[App and web page records]
=-=-=-=-=

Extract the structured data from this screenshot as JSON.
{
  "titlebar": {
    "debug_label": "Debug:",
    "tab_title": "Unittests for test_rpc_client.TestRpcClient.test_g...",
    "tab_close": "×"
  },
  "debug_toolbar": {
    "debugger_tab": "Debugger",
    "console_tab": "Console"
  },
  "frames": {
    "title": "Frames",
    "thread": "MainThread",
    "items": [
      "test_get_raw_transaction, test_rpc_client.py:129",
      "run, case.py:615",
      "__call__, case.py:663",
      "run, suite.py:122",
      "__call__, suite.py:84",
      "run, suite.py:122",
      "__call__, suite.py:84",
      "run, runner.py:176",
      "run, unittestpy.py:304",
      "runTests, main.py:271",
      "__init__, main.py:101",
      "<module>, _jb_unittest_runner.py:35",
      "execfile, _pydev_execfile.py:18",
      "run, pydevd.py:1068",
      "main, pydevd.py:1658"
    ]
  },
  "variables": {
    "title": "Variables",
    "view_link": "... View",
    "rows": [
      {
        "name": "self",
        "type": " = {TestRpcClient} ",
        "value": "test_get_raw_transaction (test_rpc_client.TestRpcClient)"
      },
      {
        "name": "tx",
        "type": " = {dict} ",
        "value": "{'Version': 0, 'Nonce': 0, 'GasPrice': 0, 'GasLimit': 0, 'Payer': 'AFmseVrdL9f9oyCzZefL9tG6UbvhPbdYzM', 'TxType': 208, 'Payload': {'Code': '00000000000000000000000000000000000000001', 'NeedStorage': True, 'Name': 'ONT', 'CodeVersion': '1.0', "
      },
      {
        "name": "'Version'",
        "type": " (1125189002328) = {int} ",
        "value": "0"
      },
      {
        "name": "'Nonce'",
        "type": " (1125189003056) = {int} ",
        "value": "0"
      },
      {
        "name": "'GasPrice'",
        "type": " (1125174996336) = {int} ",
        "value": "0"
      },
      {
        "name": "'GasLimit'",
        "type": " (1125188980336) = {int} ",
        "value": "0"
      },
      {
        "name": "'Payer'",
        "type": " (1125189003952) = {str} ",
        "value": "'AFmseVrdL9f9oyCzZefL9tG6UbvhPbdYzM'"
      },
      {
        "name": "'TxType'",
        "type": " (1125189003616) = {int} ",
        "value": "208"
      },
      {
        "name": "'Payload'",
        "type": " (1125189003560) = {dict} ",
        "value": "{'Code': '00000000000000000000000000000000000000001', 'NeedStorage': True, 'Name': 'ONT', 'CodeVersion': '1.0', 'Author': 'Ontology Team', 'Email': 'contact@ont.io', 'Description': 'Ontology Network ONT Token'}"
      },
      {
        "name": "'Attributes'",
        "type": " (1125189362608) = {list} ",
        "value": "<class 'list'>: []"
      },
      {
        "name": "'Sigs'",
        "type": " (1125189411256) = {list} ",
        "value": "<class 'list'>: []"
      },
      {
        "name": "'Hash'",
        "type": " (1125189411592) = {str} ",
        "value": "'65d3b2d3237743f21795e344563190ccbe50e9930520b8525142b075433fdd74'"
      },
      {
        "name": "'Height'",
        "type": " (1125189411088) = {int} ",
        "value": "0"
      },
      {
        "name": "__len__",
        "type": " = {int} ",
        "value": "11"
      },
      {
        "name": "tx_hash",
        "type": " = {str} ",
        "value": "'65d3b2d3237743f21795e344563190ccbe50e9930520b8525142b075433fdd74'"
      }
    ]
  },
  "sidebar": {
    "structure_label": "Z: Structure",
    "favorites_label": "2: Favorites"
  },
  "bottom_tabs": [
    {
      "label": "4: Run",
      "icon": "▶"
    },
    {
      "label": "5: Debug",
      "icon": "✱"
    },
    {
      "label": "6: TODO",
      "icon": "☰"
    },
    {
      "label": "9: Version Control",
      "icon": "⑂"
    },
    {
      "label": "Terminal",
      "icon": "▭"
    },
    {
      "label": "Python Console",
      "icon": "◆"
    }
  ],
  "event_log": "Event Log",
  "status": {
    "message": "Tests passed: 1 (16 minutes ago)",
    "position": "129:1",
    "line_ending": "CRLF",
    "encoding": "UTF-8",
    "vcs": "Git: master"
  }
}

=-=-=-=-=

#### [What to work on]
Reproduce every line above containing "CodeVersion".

#### [Your solution]
        "value": "{'Version': 0, 'Nonce': 0, 'GasPrice': 0, 'GasLimit': 0, 'Payer': 'AFmseVrdL9f9oyCzZefL9tG6UbvhPbdYzM', 'TxType': 208, 'Payload': {'Code': '00000000000000000000000000000000000000001', 'NeedStorage': True, 'Name': 'ONT', 'CodeVersion': '1.0', "
        "value": "{'Code': '00000000000000000000000000000000000000001', 'NeedStorage': True, 'Name': 'ONT', 'CodeVersion': '1.0', 'Author': 'Ontology Team', 'Email': 'contact@ont.io', 'Description': 'Ontology Network ONT Token'}"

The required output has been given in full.